▶ [What you have to do]
Every word in the data below belongs in your copy, exactly as given; the pictures do not.

▶ [Records provided]
● ● ●
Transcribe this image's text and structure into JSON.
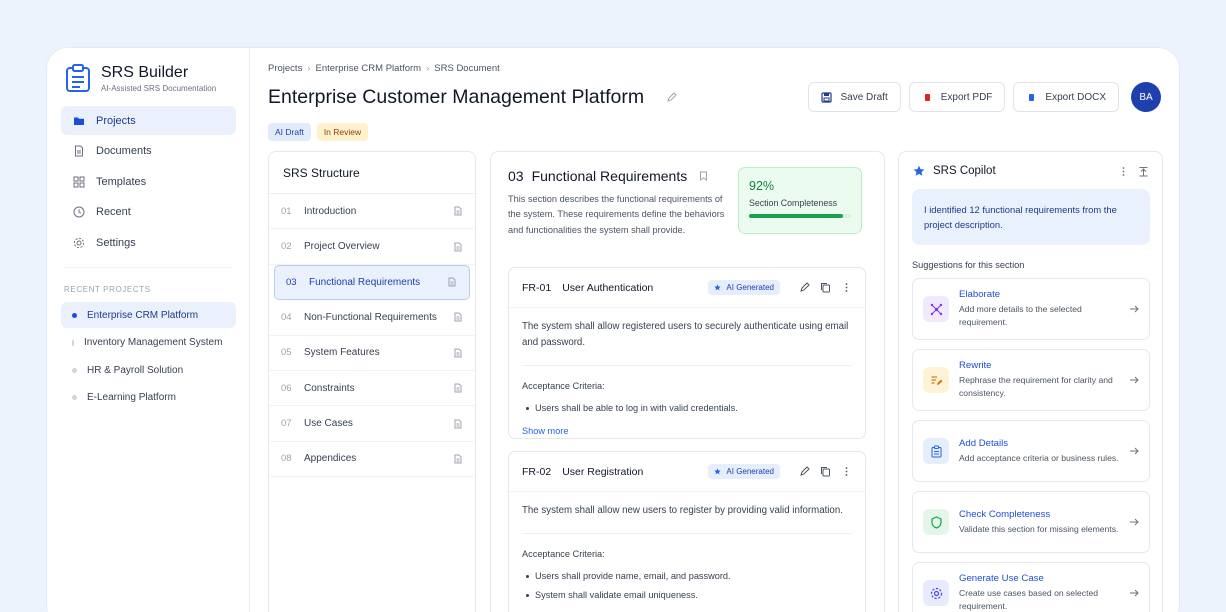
{
  "app": {
    "name": "SRS Builder",
    "subtitle": "AI-Assisted SRS Documentation"
  },
  "sidebar": {
    "nav": [
      {
        "label": "Projects",
        "icon": "folder-icon",
        "active": true
      },
      {
        "label": "Documents",
        "icon": "document-icon"
      },
      {
        "label": "Templates",
        "icon": "grid-icon"
      },
      {
        "label": "Recent",
        "icon": "clock-icon"
      },
      {
        "label": "Settings",
        "icon": "gear-icon"
      }
    ],
    "recent_heading": "RECENT PROJECTS",
    "recent_projects": [
      {
        "label": "Enterprise CRM Platform",
        "active": true
      },
      {
        "label": "Inventory Management System"
      },
      {
        "label": "HR & Payroll Solution"
      },
      {
        "label": "E-Learning Platform"
      }
    ]
  },
  "breadcrumb": [
    "Projects",
    "Enterprise CRM Platform",
    "SRS Document"
  ],
  "page": {
    "title": "Enterprise Customer Management Platform",
    "badges": [
      "AI Draft",
      "In Review"
    ]
  },
  "toolbar": {
    "save_draft": "Save Draft",
    "export_pdf": "Export PDF",
    "export_docx": "Export DOCX",
    "avatar_initials": "BA"
  },
  "structure": {
    "heading": "SRS Structure",
    "items": [
      {
        "num": "01",
        "label": "Introduction"
      },
      {
        "num": "02",
        "label": "Project Overview"
      },
      {
        "num": "03",
        "label": "Functional Requirements",
        "active": true
      },
      {
        "num": "04",
        "label": "Non-Functional Requirements"
      },
      {
        "num": "05",
        "label": "System Features"
      },
      {
        "num": "06",
        "label": "Constraints"
      },
      {
        "num": "07",
        "label": "Use Cases"
      },
      {
        "num": "08",
        "label": "Appendices"
      }
    ]
  },
  "section": {
    "number": "03",
    "title": "Functional Requirements",
    "description": "This section describes the functional requirements of the system. These requirements define the behaviors and functionalities the system shall provide.",
    "completeness": {
      "value": "92%",
      "label": "Section Completeness",
      "fraction": 0.92
    },
    "requirements": [
      {
        "id": "FR-01",
        "name": "User Authentication",
        "tag": "AI Generated",
        "text": "The system shall allow registered users to securely authenticate using email and password.",
        "acceptance_label": "Acceptance Criteria:",
        "criteria": [
          "Users shall be able to log in with valid credentials."
        ],
        "show_more": "Show more"
      },
      {
        "id": "FR-02",
        "name": "User Registration",
        "tag": "AI Generated",
        "text": "The system shall allow new users to register by providing valid information.",
        "acceptance_label": "Acceptance Criteria:",
        "criteria": [
          "Users shall provide name, email, and password.",
          "System shall validate email uniqueness."
        ]
      }
    ]
  },
  "copilot": {
    "title": "SRS Copilot",
    "message": "I identified 12 functional requirements from the project description.",
    "suggestions_heading": "Suggestions for this section",
    "suggestions": [
      {
        "title": "Elaborate",
        "desc": "Add more details to the selected requirement.",
        "icon": "nodes-icon",
        "color": "#7c3aed",
        "bg": "#f1e9fe"
      },
      {
        "title": "Rewrite",
        "desc": "Rephrase the requirement for clarity and consistency.",
        "icon": "pen-lines-icon",
        "color": "#d97706",
        "bg": "#fdf3d7"
      },
      {
        "title": "Add Details",
        "desc": "Add acceptance criteria or business rules.",
        "icon": "clipboard-icon",
        "color": "#2563eb",
        "bg": "#e4eefc"
      },
      {
        "title": "Check Completeness",
        "desc": "Validate this section for missing elements.",
        "icon": "shield-icon",
        "color": "#16a34a",
        "bg": "#e3f7e8"
      },
      {
        "title": "Generate Use Case",
        "desc": "Create use cases based on selected requirement.",
        "icon": "gear-icon",
        "color": "#4f46e5",
        "bg": "#e8ebfd"
      }
    ]
  }
}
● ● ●
▶ [Written response]
Transcribe this image's text and structure into JSON.
{
  "app": {
    "name": "SRS Builder",
    "subtitle": "AI-Assisted SRS Documentation"
  },
  "sidebar": {
    "nav": [
      {
        "label": "Projects",
        "icon": "folder-icon",
        "active": true
      },
      {
        "label": "Documents",
        "icon": "document-icon"
      },
      {
        "label": "Templates",
        "icon": "grid-icon"
      },
      {
        "label": "Recent",
        "icon": "clock-icon"
      },
      {
        "label": "Settings",
        "icon": "gear-icon"
      }
    ],
    "recent_heading": "RECENT PROJECTS",
    "recent_projects": [
      {
        "label": "Enterprise CRM Platform",
        "active": true
      },
      {
        "label": "Inventory Management System"
      },
      {
        "label": "HR & Payroll Solution"
      },
      {
        "label": "E-Learning Platform"
      }
    ]
  },
  "breadcrumb": [
    "Projects",
    "Enterprise CRM Platform",
    "SRS Document"
  ],
  "page": {
    "title": "Enterprise Customer Management Platform",
    "badges": [
      "AI Draft",
      "In Review"
    ]
  },
  "toolbar": {
    "save_draft": "Save Draft",
    "export_pdf": "Export PDF",
    "export_docx": "Export DOCX",
    "avatar_initials": "BA"
  },
  "structure": {
    "heading": "SRS Structure",
    "items": [
      {
        "num": "01",
        "label": "Introduction"
      },
      {
        "num": "02",
        "label": "Project Overview"
      },
      {
        "num": "03",
        "label": "Functional Requirements",
        "active": true
      },
      {
        "num": "04",
        "label": "Non-Functional Requirements"
      },
      {
        "num": "05",
        "label": "System Features"
      },
      {
        "num": "06",
        "label": "Constraints"
      },
      {
        "num": "07",
        "label": "Use Cases"
      },
      {
        "num": "08",
        "label": "Appendices"
      }
    ]
  },
  "section": {
    "number": "03",
    "title": "Functional Requirements",
    "description": "This section describes the functional requirements of the system. These requirements define the behaviors and functionalities the system shall provide.",
    "completeness": {
      "value": "92%",
      "label": "Section Completeness",
      "fraction": 0.92
    },
    "requirements": [
      {
        "id": "FR-01",
        "name": "User Authentication",
        "tag": "AI Generated",
        "text": "The system shall allow registered users to securely authenticate using email and password.",
        "acceptance_label": "Acceptance Criteria:",
        "criteria": [
          "Users shall be able to log in with valid credentials."
        ],
        "show_more": "Show more"
      },
      {
        "id": "FR-02",
        "name": "User Registration",
        "tag": "AI Generated",
        "text": "The system shall allow new users to register by providing valid information.",
        "acceptance_label": "Acceptance Criteria:",
        "criteria": [
          "Users shall provide name, email, and password.",
          "System shall validate email uniqueness."
        ]
      }
    ]
  },
  "copilot": {
    "title": "SRS Copilot",
    "message": "I identified 12 functional requirements from the project description.",
    "suggestions_heading": "Suggestions for this section",
    "suggestions": [
      {
        "title": "Elaborate",
        "desc": "Add more details to the selected requirement.",
        "icon": "nodes-icon",
        "color": "#7c3aed",
        "bg": "#f1e9fe"
      },
      {
        "title": "Rewrite",
        "desc": "Rephrase the requirement for clarity and consistency.",
        "icon": "pen-lines-icon",
        "color": "#d97706",
        "bg": "#fdf3d7"
      },
      {
        "title": "Add Details",
        "desc": "Add acceptance criteria or business rules.",
        "icon": "clipboard-icon",
        "color": "#2563eb",
        "bg": "#e4eefc"
      },
      {
        "title": "Check Completeness",
        "desc": "Validate this section for missing elements.",
        "icon": "shield-icon",
        "color": "#16a34a",
        "bg": "#e3f7e8"
      },
      {
        "title": "Generate Use Case",
        "desc": "Create use cases based on selected requirement.",
        "icon": "gear-icon",
        "color": "#4f46e5",
        "bg": "#e8ebfd"
      }
    ]
  }
}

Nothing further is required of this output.